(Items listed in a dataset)
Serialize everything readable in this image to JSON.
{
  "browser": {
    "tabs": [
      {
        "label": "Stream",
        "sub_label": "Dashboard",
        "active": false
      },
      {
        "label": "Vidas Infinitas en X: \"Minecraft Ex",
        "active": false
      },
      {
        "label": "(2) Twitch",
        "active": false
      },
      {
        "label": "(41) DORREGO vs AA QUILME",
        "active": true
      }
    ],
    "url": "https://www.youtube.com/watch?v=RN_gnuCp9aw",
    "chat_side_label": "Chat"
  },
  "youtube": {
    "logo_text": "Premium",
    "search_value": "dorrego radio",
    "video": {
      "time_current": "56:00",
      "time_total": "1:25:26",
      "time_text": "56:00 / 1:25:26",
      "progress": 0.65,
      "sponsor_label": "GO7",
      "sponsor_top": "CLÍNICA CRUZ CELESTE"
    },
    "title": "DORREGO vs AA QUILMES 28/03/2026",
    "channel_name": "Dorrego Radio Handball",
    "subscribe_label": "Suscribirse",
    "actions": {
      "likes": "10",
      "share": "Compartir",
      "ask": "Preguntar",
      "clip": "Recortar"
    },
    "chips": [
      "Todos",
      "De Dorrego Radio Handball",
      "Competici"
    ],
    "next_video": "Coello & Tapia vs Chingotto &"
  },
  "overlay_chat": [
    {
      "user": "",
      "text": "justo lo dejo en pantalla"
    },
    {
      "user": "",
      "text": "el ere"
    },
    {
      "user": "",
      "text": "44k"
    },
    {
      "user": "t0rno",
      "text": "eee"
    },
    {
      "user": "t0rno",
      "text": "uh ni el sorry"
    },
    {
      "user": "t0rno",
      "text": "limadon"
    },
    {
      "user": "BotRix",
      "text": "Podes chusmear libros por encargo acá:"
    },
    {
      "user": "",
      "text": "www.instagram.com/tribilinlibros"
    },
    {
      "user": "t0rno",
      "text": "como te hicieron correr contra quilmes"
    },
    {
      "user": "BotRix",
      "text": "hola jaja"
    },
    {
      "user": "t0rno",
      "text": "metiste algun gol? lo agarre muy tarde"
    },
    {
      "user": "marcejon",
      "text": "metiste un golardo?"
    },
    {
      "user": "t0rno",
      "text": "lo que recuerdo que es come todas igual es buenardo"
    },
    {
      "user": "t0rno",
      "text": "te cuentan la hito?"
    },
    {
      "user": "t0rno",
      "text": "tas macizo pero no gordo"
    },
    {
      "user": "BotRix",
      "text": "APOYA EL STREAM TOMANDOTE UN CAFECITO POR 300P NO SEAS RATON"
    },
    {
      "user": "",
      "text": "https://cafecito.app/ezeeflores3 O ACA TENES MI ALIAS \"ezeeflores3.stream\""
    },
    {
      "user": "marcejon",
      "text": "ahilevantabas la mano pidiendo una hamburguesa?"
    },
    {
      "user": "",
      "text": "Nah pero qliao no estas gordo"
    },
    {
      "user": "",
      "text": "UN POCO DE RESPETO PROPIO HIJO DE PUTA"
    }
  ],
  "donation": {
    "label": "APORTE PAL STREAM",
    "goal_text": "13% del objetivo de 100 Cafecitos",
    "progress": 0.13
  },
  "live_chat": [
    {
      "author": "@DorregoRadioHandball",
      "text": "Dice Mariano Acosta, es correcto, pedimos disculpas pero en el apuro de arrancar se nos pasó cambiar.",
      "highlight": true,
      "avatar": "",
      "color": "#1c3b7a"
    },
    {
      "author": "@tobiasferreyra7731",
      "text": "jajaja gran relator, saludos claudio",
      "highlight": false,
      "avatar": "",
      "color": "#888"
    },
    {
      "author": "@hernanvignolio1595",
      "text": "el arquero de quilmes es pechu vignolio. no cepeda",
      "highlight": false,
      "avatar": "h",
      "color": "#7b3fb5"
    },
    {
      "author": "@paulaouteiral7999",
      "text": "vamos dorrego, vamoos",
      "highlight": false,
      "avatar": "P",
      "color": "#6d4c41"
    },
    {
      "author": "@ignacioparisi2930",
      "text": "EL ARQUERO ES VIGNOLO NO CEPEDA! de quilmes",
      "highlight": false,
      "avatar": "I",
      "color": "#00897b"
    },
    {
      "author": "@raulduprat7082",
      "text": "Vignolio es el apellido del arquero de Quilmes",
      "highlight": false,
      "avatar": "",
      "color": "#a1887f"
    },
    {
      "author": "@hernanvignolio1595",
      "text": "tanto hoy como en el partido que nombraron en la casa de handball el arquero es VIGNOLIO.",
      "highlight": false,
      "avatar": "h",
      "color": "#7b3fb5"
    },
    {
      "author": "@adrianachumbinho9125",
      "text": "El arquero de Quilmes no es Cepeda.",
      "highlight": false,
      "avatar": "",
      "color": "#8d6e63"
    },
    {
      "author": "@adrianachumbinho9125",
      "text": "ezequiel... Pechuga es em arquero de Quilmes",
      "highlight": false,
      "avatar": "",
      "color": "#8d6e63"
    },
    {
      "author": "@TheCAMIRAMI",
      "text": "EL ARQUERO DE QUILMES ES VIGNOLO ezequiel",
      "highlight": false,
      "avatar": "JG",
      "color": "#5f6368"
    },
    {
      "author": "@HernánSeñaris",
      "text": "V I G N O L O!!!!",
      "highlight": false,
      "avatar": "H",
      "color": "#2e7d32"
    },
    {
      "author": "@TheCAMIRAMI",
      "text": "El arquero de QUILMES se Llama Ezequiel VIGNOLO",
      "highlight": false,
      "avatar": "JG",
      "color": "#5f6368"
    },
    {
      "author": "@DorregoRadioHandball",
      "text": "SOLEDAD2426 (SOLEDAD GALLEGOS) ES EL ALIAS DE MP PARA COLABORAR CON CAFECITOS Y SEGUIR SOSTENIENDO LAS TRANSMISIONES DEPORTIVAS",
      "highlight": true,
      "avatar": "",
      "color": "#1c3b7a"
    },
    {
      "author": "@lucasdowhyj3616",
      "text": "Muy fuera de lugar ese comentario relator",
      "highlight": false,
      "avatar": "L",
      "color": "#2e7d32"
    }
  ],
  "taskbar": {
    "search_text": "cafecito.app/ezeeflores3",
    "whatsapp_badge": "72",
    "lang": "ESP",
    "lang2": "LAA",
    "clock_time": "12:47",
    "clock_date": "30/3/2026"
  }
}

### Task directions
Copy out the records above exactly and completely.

### Solution for this exercise
Serialize everything readable in this image to JSON.
{
  "browser": {
    "tabs": [
      {
        "label": "Stream",
        "sub_label": "Dashboard",
        "active": false
      },
      {
        "label": "Vidas Infinitas en X: \"Minecraft Ex",
        "active": false
      },
      {
        "label": "(2) Twitch",
        "active": false
      },
      {
        "label": "(41) DORREGO vs AA QUILME",
        "active": true
      }
    ],
    "url": "https://www.youtube.com/watch?v=RN_gnuCp9aw",
    "chat_side_label": "Chat"
  },
  "youtube": {
    "logo_text": "Premium",
    "search_value": "dorrego radio",
    "video": {
      "time_current": "56:00",
      "time_total": "1:25:26",
      "time_text": "56:00 / 1:25:26",
      "progress": 0.65,
      "sponsor_label": "GO7",
      "sponsor_top": "CLÍNICA CRUZ CELESTE"
    },
    "title": "DORREGO vs AA QUILMES 28/03/2026",
    "channel_name": "Dorrego Radio Handball",
    "subscribe_label": "Suscribirse",
    "actions": {
      "likes": "10",
      "share": "Compartir",
      "ask": "Preguntar",
      "clip": "Recortar"
    },
    "chips": [
      "Todos",
      "De Dorrego Radio Handball",
      "Competici"
    ],
    "next_video": "Coello & Tapia vs Chingotto &"
  },
  "overlay_chat": [
    {
      "user": "",
      "text": "justo lo dejo en pantalla"
    },
    {
      "user": "",
      "text": "el ere"
    },
    {
      "user": "",
      "text": "44k"
    },
    {
      "user": "t0rno",
      "text": "eee"
    },
    {
      "user": "t0rno",
      "text": "uh ni el sorry"
    },
    {
      "user": "t0rno",
      "text": "limadon"
    },
    {
      "user": "BotRix",
      "text": "Podes chusmear libros por encargo acá:"
    },
    {
      "user": "",
      "text": "www.instagram.com/tribilinlibros"
    },
    {
      "user": "t0rno",
      "text": "como te hicieron correr contra quilmes"
    },
    {
      "user": "BotRix",
      "text": "hola jaja"
    },
    {
      "user": "t0rno",
      "text": "metiste algun gol? lo agarre muy tarde"
    },
    {
      "user": "marcejon",
      "text": "metiste un golardo?"
    },
    {
      "user": "t0rno",
      "text": "lo que recuerdo que es come todas igual es buenardo"
    },
    {
      "user": "t0rno",
      "text": "te cuentan la hito?"
    },
    {
      "user": "t0rno",
      "text": "tas macizo pero no gordo"
    },
    {
      "user": "BotRix",
      "text": "APOYA EL STREAM TOMANDOTE UN CAFECITO POR 300P NO SEAS RATON"
    },
    {
      "user": "",
      "text": "https://cafecito.app/ezeeflores3 O ACA TENES MI ALIAS \"ezeeflores3.stream\""
    },
    {
      "user": "marcejon",
      "text": "ahilevantabas la mano pidiendo una hamburguesa?"
    },
    {
      "user": "",
      "text": "Nah pero qliao no estas gordo"
    },
    {
      "user": "",
      "text": "UN POCO DE RESPETO PROPIO HIJO DE PUTA"
    }
  ],
  "donation": {
    "label": "APORTE PAL STREAM",
    "goal_text": "13% del objetivo de 100 Cafecitos",
    "progress": 0.13
  },
  "live_chat": [
    {
      "author": "@DorregoRadioHandball",
      "text": "Dice Mariano Acosta, es correcto, pedimos disculpas pero en el apuro de arrancar se nos pasó cambiar.",
      "highlight": true,
      "avatar": "",
      "color": "#1c3b7a"
    },
    {
      "author": "@tobiasferreyra7731",
      "text": "jajaja gran relator, saludos claudio",
      "highlight": false,
      "avatar": "",
      "color": "#888"
    },
    {
      "author": "@hernanvignolio1595",
      "text": "el arquero de quilmes es pechu vignolio. no cepeda",
      "highlight": false,
      "avatar": "h",
      "color": "#7b3fb5"
    },
    {
      "author": "@paulaouteiral7999",
      "text": "vamos dorrego, vamoos",
      "highlight": false,
      "avatar": "P",
      "color": "#6d4c41"
    },
    {
      "author": "@ignacioparisi2930",
      "text": "EL ARQUERO ES VIGNOLO NO CEPEDA! de quilmes",
      "highlight": false,
      "avatar": "I",
      "color": "#00897b"
    },
    {
      "author": "@raulduprat7082",
      "text": "Vignolio es el apellido del arquero de Quilmes",
      "highlight": false,
      "avatar": "",
      "color": "#a1887f"
    },
    {
      "author": "@hernanvignolio1595",
      "text": "tanto hoy como en el partido que nombraron en la casa de handball el arquero es VIGNOLIO.",
      "highlight": false,
      "avatar": "h",
      "color": "#7b3fb5"
    },
    {
      "author": "@adrianachumbinho9125",
      "text": "El arquero de Quilmes no es Cepeda.",
      "highlight": false,
      "avatar": "",
      "color": "#8d6e63"
    },
    {
      "author": "@adrianachumbinho9125",
      "text": "ezequiel... Pechuga es em arquero de Quilmes",
      "highlight": false,
      "avatar": "",
      "color": "#8d6e63"
    },
    {
      "author": "@TheCAMIRAMI",
      "text": "EL ARQUERO DE QUILMES ES VIGNOLO ezequiel",
      "highlight": false,
      "avatar": "JG",
      "color": "#5f6368"
    },
    {
      "author": "@HernánSeñaris",
      "text": "V I G N O L O!!!!",
      "highlight": false,
      "avatar": "H",
      "color": "#2e7d32"
    },
    {
      "author": "@TheCAMIRAMI",
      "text": "El arquero de QUILMES se Llama Ezequiel VIGNOLO",
      "highlight": false,
      "avatar": "JG",
      "color": "#5f6368"
    },
    {
      "author": "@DorregoRadioHandball",
      "text": "SOLEDAD2426 (SOLEDAD GALLEGOS) ES EL ALIAS DE MP PARA COLABORAR CON CAFECITOS Y SEGUIR SOSTENIENDO LAS TRANSMISIONES DEPORTIVAS",
      "highlight": true,
      "avatar": "",
      "color": "#1c3b7a"
    },
    {
      "author": "@lucasdowhyj3616",
      "text": "Muy fuera de lugar ese comentario relator",
      "highlight": false,
      "avatar": "L",
      "color": "#2e7d32"
    }
  ],
  "taskbar": {
    "search_text": "cafecito.app/ezeeflores3",
    "whatsapp_badge": "72",
    "lang": "ESP",
    "lang2": "LAA",
    "clock_time": "12:47",
    "clock_date": "30/3/2026"
  }
}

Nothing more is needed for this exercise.